* [What needs to be done]: Go through the listing beneath this task and return every line that carries the string "subtitle".

[Data for this exercise Boundary: Start]

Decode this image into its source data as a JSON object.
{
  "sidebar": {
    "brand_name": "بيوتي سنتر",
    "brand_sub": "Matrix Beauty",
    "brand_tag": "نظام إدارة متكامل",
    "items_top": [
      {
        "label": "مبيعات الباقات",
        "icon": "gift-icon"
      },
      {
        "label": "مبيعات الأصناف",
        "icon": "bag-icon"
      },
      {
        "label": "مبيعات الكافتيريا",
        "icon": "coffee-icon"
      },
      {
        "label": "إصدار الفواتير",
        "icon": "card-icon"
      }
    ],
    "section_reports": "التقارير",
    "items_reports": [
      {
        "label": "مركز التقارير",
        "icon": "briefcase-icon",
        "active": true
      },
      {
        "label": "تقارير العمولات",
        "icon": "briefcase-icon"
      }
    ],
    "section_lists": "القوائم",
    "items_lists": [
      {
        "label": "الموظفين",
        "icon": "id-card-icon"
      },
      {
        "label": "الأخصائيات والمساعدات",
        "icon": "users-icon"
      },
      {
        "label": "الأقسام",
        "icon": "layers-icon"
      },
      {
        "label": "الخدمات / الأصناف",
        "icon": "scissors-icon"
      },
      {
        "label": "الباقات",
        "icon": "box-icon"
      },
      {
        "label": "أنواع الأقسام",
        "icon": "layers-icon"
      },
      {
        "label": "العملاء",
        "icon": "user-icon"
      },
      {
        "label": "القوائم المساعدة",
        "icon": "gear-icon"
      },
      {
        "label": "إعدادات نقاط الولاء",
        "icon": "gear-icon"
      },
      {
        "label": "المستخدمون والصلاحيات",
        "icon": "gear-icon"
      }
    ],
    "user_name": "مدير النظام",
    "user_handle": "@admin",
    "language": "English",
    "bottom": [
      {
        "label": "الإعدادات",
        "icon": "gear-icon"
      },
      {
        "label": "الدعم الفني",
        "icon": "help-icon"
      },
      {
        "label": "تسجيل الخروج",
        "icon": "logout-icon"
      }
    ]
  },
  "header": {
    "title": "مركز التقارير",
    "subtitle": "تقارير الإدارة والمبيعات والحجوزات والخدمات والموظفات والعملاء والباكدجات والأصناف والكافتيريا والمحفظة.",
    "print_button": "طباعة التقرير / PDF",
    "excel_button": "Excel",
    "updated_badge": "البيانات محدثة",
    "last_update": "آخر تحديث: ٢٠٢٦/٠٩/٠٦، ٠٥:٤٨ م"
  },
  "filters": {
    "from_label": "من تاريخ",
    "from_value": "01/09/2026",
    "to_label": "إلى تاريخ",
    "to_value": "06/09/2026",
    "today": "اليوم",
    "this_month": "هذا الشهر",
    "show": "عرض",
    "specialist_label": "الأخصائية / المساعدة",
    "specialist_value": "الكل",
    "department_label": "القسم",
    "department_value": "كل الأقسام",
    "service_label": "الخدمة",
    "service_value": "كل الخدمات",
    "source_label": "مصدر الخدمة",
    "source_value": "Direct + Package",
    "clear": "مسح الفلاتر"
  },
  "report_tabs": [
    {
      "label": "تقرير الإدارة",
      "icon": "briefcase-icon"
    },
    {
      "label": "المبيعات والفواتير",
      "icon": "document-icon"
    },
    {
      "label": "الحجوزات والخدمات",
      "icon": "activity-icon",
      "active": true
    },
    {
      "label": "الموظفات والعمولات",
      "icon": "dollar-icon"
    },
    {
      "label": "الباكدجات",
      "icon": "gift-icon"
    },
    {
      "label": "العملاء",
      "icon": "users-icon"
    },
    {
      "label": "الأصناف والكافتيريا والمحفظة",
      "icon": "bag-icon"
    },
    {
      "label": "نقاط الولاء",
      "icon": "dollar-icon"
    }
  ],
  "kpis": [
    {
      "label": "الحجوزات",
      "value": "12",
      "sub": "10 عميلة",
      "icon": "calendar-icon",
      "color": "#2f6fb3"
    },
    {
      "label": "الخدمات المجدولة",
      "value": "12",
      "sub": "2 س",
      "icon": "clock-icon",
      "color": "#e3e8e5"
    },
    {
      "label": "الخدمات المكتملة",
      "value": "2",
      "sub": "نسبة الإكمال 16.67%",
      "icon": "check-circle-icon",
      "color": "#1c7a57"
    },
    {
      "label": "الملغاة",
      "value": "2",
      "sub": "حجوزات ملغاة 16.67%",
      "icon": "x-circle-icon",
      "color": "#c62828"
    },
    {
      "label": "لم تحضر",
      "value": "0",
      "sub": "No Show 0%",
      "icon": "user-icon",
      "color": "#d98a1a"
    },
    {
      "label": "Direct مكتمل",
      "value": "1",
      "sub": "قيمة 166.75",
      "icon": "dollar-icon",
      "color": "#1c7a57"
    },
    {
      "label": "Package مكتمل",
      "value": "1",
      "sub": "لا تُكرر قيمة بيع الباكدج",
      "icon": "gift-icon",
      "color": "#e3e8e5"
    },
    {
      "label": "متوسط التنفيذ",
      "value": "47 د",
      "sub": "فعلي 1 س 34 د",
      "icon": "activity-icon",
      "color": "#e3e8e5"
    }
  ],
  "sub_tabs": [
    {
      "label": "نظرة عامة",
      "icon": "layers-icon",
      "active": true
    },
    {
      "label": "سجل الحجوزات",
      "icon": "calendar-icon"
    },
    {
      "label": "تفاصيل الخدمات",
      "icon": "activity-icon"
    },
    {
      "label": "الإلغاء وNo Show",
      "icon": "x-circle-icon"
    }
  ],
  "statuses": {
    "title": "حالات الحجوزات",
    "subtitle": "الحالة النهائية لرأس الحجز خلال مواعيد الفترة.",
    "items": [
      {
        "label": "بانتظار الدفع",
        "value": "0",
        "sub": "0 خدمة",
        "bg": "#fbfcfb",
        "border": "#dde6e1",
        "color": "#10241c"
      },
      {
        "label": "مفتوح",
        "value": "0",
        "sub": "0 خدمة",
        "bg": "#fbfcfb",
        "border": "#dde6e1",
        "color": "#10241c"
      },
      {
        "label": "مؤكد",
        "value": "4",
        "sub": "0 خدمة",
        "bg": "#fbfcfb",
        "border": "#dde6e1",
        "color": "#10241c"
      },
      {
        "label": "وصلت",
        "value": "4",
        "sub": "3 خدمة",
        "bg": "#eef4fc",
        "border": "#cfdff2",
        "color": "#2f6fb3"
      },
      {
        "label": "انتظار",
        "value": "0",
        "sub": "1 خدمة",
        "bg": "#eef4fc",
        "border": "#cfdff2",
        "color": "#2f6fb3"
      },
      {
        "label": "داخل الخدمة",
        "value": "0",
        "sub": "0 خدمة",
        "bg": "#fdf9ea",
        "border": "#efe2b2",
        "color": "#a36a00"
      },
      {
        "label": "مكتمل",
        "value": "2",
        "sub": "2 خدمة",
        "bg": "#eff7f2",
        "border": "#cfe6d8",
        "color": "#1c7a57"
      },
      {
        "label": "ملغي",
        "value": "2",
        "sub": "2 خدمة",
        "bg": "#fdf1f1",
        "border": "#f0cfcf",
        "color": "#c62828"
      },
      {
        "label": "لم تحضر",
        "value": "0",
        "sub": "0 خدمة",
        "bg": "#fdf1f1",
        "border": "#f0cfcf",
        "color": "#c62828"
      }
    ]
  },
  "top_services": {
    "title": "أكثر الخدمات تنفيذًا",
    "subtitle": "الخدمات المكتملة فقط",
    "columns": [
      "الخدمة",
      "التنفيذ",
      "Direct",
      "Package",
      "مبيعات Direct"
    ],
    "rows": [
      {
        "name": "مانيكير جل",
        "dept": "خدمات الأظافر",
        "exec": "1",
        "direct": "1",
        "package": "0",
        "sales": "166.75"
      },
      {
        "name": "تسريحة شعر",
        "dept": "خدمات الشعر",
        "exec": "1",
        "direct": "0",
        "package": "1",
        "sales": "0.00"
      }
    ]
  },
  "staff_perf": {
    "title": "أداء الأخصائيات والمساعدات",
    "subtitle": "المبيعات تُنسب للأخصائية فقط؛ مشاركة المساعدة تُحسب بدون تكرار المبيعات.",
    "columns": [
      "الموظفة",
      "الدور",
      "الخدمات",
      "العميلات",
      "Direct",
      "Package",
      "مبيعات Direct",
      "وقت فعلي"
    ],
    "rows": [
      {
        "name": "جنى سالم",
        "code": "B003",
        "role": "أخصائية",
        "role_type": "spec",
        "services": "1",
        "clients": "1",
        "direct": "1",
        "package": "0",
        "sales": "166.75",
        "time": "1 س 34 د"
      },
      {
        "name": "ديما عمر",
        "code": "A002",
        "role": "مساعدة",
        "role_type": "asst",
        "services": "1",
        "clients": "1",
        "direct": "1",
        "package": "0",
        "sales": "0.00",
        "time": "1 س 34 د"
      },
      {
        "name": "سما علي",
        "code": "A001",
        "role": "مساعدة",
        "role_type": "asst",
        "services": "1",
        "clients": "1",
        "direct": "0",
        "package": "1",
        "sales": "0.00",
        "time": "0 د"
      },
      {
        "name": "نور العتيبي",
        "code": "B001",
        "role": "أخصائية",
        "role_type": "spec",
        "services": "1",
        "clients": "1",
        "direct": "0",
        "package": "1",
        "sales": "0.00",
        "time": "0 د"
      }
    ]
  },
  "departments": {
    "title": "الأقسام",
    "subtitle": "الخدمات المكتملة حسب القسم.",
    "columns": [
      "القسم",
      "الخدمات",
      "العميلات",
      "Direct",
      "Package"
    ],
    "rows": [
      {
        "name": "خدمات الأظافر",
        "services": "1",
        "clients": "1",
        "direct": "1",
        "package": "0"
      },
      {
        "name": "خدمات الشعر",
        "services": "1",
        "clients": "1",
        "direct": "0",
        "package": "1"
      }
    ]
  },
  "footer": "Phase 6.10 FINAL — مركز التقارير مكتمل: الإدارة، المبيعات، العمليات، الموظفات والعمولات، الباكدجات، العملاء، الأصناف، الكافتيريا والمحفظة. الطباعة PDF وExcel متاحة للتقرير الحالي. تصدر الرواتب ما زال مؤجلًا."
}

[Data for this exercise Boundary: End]

* [Solution to the problem]:
    "subtitle": "تقارير الإدارة والمبيعات والحجوزات والخدمات والموظفات والعملاء والباكدجات والأصناف والكافتيريا والمحفظة.",
    "subtitle": "الحالة النهائية لرأس الحجز خلال مواعيد الفترة.",
    "subtitle": "الخدمات المكتملة فقط",
    "subtitle": "المبيعات تُنسب للأخصائية فقط؛ مشاركة المساعدة تُحسب بدون تكرار المبيعات.",
    "subtitle": "الخدمات المكتملة حسب القسم.",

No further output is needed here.